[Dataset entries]
"""

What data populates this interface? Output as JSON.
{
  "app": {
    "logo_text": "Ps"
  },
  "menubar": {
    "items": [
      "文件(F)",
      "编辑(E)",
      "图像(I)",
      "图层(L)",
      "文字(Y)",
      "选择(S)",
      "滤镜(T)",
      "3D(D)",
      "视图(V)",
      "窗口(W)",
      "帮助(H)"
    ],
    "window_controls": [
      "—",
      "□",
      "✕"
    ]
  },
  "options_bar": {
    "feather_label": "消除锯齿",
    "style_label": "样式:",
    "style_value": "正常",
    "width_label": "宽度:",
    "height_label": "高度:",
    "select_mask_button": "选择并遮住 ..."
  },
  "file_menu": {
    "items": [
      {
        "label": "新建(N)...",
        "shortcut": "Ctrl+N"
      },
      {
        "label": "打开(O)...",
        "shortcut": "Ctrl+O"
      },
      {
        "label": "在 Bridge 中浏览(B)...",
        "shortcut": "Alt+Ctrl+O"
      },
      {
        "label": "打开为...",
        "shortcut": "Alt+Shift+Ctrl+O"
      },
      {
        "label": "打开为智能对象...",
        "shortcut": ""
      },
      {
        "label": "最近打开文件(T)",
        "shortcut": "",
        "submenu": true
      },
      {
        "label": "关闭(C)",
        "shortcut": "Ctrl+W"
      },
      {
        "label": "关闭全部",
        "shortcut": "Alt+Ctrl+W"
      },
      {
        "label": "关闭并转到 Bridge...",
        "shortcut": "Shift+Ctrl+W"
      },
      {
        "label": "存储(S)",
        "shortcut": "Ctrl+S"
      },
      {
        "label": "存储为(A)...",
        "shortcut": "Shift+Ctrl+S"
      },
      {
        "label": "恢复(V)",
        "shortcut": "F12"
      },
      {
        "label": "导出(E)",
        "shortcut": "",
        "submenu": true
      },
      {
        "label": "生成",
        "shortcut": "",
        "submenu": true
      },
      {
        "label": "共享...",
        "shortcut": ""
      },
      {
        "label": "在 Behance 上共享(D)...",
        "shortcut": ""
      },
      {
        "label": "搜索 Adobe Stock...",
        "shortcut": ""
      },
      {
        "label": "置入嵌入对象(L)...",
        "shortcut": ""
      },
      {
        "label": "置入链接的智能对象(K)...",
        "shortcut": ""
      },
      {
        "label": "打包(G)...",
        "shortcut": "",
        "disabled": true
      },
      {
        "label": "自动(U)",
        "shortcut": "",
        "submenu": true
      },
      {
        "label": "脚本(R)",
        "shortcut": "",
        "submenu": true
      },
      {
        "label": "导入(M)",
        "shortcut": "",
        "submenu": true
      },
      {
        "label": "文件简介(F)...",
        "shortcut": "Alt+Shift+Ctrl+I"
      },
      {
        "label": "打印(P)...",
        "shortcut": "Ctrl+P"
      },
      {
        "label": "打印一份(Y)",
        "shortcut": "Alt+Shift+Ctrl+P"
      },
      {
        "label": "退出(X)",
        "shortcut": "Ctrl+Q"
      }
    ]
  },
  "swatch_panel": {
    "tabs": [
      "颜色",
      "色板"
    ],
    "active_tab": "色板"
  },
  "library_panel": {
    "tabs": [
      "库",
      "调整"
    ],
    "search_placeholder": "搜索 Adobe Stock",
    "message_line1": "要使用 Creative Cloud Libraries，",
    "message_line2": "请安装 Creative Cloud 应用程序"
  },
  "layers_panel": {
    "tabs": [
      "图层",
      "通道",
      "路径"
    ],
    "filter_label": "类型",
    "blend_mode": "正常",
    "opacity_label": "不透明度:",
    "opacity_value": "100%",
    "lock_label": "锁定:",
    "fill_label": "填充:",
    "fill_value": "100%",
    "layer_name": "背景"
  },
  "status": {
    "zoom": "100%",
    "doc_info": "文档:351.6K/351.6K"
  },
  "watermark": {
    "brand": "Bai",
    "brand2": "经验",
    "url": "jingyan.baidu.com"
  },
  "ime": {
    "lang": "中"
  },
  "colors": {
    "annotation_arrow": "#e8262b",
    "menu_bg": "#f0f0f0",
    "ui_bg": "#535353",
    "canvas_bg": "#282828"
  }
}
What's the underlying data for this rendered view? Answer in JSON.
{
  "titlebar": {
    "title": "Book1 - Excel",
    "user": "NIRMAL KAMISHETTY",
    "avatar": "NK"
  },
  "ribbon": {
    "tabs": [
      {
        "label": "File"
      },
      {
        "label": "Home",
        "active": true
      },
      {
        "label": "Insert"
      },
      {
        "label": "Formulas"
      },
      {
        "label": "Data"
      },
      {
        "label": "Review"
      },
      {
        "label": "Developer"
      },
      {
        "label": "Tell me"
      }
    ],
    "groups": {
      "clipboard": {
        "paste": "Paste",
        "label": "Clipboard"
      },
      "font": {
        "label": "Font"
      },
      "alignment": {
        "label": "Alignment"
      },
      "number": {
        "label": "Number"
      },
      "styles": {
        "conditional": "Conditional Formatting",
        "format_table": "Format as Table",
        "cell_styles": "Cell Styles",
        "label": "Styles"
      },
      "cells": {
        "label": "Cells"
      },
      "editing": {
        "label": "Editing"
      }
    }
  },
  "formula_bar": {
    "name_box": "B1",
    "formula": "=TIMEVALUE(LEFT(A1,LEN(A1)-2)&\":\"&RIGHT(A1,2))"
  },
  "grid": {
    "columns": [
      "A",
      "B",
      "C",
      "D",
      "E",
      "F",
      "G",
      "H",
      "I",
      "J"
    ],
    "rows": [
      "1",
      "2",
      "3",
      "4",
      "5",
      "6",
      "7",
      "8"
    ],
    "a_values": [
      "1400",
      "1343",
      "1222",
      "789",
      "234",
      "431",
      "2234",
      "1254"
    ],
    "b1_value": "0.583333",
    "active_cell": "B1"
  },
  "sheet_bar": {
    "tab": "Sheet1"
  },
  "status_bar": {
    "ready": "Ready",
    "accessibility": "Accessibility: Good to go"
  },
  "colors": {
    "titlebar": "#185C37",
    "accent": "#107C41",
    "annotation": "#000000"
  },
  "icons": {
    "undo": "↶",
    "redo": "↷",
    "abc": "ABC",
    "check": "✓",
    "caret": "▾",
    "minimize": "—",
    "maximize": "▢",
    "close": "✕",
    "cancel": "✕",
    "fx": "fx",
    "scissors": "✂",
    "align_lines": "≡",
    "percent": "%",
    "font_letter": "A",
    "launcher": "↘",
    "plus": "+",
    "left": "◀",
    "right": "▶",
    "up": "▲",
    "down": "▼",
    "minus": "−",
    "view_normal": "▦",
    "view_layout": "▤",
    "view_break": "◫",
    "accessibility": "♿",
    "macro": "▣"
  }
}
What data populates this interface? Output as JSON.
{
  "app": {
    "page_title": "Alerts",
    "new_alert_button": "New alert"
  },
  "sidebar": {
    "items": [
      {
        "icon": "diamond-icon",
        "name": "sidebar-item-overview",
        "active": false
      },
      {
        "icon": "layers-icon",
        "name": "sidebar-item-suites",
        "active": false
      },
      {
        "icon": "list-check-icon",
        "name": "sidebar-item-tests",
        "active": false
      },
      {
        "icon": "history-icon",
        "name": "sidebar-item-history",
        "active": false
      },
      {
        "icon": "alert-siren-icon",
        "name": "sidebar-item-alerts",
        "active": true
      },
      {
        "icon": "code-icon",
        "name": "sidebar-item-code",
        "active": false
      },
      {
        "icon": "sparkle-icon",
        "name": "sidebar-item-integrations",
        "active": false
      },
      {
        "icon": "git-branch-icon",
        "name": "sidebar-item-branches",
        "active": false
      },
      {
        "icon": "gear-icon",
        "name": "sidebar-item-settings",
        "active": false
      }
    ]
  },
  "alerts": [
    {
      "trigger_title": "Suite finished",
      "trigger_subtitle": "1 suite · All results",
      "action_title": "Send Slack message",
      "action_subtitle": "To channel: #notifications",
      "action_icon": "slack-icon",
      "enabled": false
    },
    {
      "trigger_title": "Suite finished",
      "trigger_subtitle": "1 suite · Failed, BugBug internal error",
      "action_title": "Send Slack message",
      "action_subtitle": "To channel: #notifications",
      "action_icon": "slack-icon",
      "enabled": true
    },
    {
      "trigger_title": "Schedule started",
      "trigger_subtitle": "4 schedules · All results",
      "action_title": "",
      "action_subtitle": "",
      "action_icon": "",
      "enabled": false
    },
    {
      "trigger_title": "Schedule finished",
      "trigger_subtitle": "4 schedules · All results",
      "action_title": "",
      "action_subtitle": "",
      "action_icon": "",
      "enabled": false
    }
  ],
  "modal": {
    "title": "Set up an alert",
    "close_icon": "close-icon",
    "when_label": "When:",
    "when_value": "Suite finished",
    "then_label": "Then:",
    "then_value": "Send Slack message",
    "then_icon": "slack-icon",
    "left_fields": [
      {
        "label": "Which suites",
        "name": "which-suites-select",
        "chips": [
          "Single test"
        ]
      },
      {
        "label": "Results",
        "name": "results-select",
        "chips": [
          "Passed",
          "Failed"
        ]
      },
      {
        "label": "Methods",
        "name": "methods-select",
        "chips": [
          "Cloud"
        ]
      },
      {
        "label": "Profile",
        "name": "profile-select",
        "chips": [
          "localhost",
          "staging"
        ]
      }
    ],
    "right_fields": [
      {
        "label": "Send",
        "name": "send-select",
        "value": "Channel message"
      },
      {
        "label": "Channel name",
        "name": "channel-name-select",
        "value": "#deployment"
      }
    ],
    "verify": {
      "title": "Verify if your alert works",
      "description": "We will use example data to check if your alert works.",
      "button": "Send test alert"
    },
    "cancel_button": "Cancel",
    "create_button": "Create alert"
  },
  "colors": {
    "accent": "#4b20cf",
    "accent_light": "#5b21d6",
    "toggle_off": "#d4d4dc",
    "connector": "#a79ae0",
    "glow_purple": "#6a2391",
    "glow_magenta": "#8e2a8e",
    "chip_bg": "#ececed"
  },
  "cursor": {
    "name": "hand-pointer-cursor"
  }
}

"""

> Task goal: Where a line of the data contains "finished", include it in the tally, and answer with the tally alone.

> Answer space: 4